The three main devices (symbols) in the Merriman blazon are the crescent, lozengy and Cornish chough. The two main tinctures (colors) are sable and argent.

Sable, the deep black so often found in Heraldry is believed to named from an animal of the marten family know in the middle ages as a Sabellinœ and noted for its very black fur 1. In engravings, when colors cannot be shown it is represented as closely spaced horizontal and vertical lines, and appropriately is thus the darkest form of hatching, as this method is known 2. Although it may seem a sombre tone, and does indeed sometimes denote grief, it is more commonly said to represent Constancy 3.

Argent is the heraldic metal Silver and is usually shown as very pure white. It is also known more poetically as pearl, moon (or luna) 4. In a sketch or drawing it is represented by plain, unmarked paper 5.
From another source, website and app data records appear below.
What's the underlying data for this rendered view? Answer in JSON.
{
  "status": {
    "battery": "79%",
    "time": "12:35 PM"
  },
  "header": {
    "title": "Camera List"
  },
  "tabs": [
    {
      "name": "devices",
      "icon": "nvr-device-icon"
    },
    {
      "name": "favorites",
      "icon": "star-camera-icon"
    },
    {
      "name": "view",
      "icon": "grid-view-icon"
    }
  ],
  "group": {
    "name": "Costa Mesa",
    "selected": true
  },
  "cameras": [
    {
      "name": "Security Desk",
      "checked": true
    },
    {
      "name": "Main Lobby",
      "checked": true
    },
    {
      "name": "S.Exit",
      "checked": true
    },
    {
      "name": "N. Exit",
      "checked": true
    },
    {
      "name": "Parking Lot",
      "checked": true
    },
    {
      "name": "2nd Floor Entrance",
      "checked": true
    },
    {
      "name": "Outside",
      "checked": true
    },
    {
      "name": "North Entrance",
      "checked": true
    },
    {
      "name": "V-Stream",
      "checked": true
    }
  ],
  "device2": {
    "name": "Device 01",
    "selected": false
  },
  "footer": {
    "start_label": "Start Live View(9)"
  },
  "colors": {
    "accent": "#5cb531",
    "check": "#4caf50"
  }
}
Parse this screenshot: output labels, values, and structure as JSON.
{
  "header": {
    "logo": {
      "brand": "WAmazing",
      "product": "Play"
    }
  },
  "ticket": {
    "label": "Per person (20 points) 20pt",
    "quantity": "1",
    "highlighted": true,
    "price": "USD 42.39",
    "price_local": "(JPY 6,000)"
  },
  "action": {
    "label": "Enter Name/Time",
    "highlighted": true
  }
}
For easy recognition of the items on a coat of arms, and hence the quick identification of the owner, bold simple shapes are best. Hence, simple geometric shapes are often used for this purpose 6xz`, and the crescent Is a typical example of this, and can appear in any of the main heraldic tinctures. Some common is this device that there are special names for its appearance in various orientations – whilst it lies normally with points upward, the decrescent points to the sinister side, and the increscent to the dexter 7. The allusion, obviously is to the shape of the moon in the sky (indeed, the French have a version “figuré” which includes a face!) and has been said to signify both “honour by the sovereign” and “hope of greater glory” 8.

Anyone who has seen a typical Jester’s or Harlequin’s outfit has seen the treatment known as lozengy – a pattern of interlocking diamonds of two different colours 9. It normally covers the whole field of the shield, as in the ancient arms of FITZ-WILLIAM, Lozengy, argent and gules, a striking example of the form.

Birds of great variety occur throughout heraldry, at least in name 10. The Cornish Chough is a member of the crow family and is often depicted as black with red or orange beak and legs. 11 Wade gives it the role of “king of crows” and believes that its use denotes a “man of stratagems”. 12

Leave a Reply

Your email address will not be published. Required fields are marked *


  • 1 A Glossary of Terms used in British Heraldry, J.H. Parker, Oxford, 1894, Entry:Sable
  • 2 Boutell’s Heraldry, J.P. Brooke-Little, Warne, (revised Edition) London 1970, P 26
  • 3 The Symbolisms of Heraldry, W. Cecil Wade, George Redway, London, 1898 P35
  • 4 Understanding Signs & Symbols – Heraldry, S. Oliver & G. Croton, Quantum, London, 2013, P53
  • 5 A Glossary of Terms used in British Heraldry, J.H. Parker, Oxford, 1847, P11
  • 6 A Complete Guide to Heraldry, A.C. Fox-Davies, Bonanza (re-print of 1909 Edition), New York, 1978, P146
  • 7 A Glossary of Terms used in British Heraldry, J.H. Parker, Oxford, 1894, Entry:Moon
  • 8 The Symbolisms of Heraldry, W. Cecil Wade, George Redway, London, 1898 P106
  • 9 A Glossary of Terms used in British Heraldry, J.H. Parker, Oxford, 1894, Entry:Lozengy
  • 10 A Complete Guide to Heraldry, A.C. Fox-Davies, Bonanza (re-print of 1909 Edition), New York, 1978, P233
  • 11 A Glossary of Terms used in British Heraldry, J.H. Parker, Oxford, 1894, Entry:Cornish chough
  • 12 The Symbolisms of Heraldry, W. Cecil Wade, George Redway, London, 1898 P82